An automated external defibrillator (AED) and dummy. A volunteer can be trained in their use to save lives. Photograph: Thinkstock

If one of your loved ones collapsed in front of you because their heart suddenly stopped beating, would you know what to do? Most of us would feel hel(...)

Writing in the journal Open Heart, leading US cardiovascular research scientist Dr James DiNicolantonio said a “compelling argument can be made for the general lack of evidence in support of a low-fat diet”. Advising people to replace saturated fat with carbohydrates or omega 6 polyunsaturated fats was not supported by scientific research, he said. Photograph: Wojciech Pacewicz/EPA

Diets low in saturated fat do not prevent heart disease or improve health and instead public health warnings need to be issued over sugar, a le(...)

Ethics can be hard to hang on to when you’re shopping, and once you start looking closely at your purchases you will find few brands that are (...)

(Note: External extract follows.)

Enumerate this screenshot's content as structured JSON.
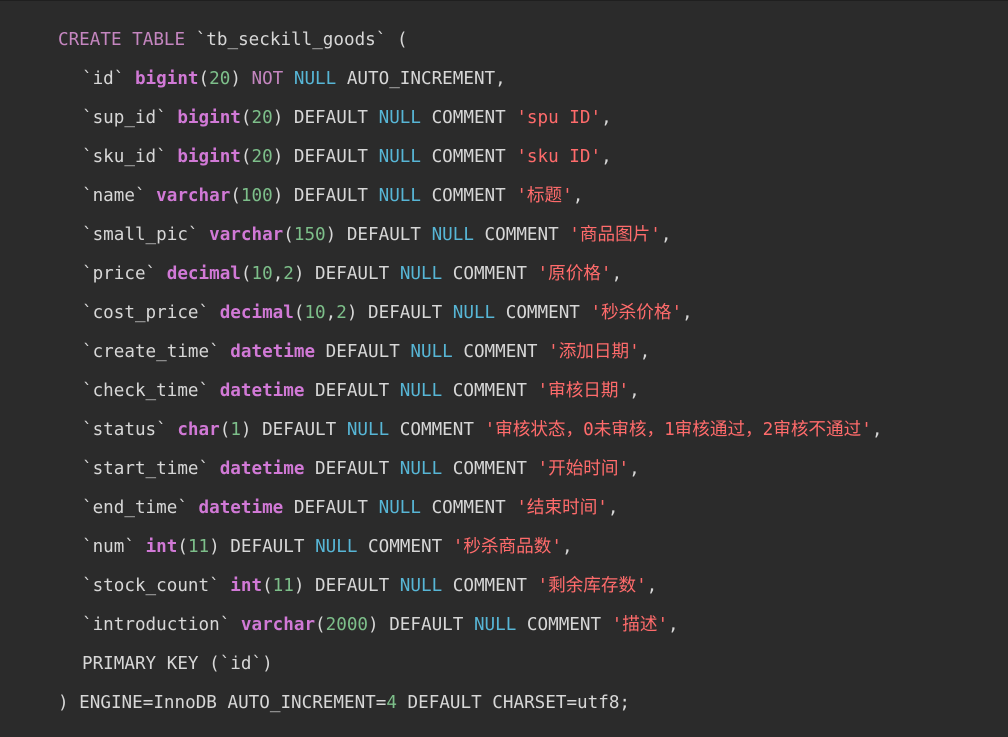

Excluding illness, poverty and smoking, researchers found that an increase of just a fifth in the levels of the smallest pollution particles, caused by engine fumes and coal smoke, cause heart attack numbers to jump by 13 per cent. Photograph: Reuters

Long-term exposure to air pollution has been linked to a sharp increase in heart attacks and angina cases, according to research in five European Unio(...)

Participants at the beginning of Monday’s Airtricity Dublin Marathon.  Photograph: Cyril Byrne/The Irish Times.

A man who collapsed after a suspected heart attack at the end of the Dublin Marathon on Monday has died in hospital. Ricki Savage (27), who was f(...)

Hitting the road could be as effective as popping the pills according to new BMJ research. Photograph: Thinkstock

Exercise may be just as effective as drugs at treating common diseases, according to a large study.The research, on more than 339,000 people, found be(...)

The popularity of Northern Ireland’s so-called “heart attack on a plate”, along with other foods containing saturated fats, is a factor 
in relatively more people in the north sufferinghigh incidence of heart disease
behind the relatively high heart disease rate, said Prof
essor
 Jeremy Pearson of the British Heart Foundation. Photograph: Cyril Byrne

The number of people dying from heart disease in Northern Ireland is double the rate of that in southern parts of England and this in part is d(...)

Bald or extensively balding men aged between 55 and 60 were 44 per cent more likely to develop coronary artery disease, according to the study published in the online journal BMJ Open. Photograph: Bryan O'Brien/The Irish Times

Bald men have a higher risk of developing heart disease than men with a full head of hair — but only those who are thinning on top rather than (...)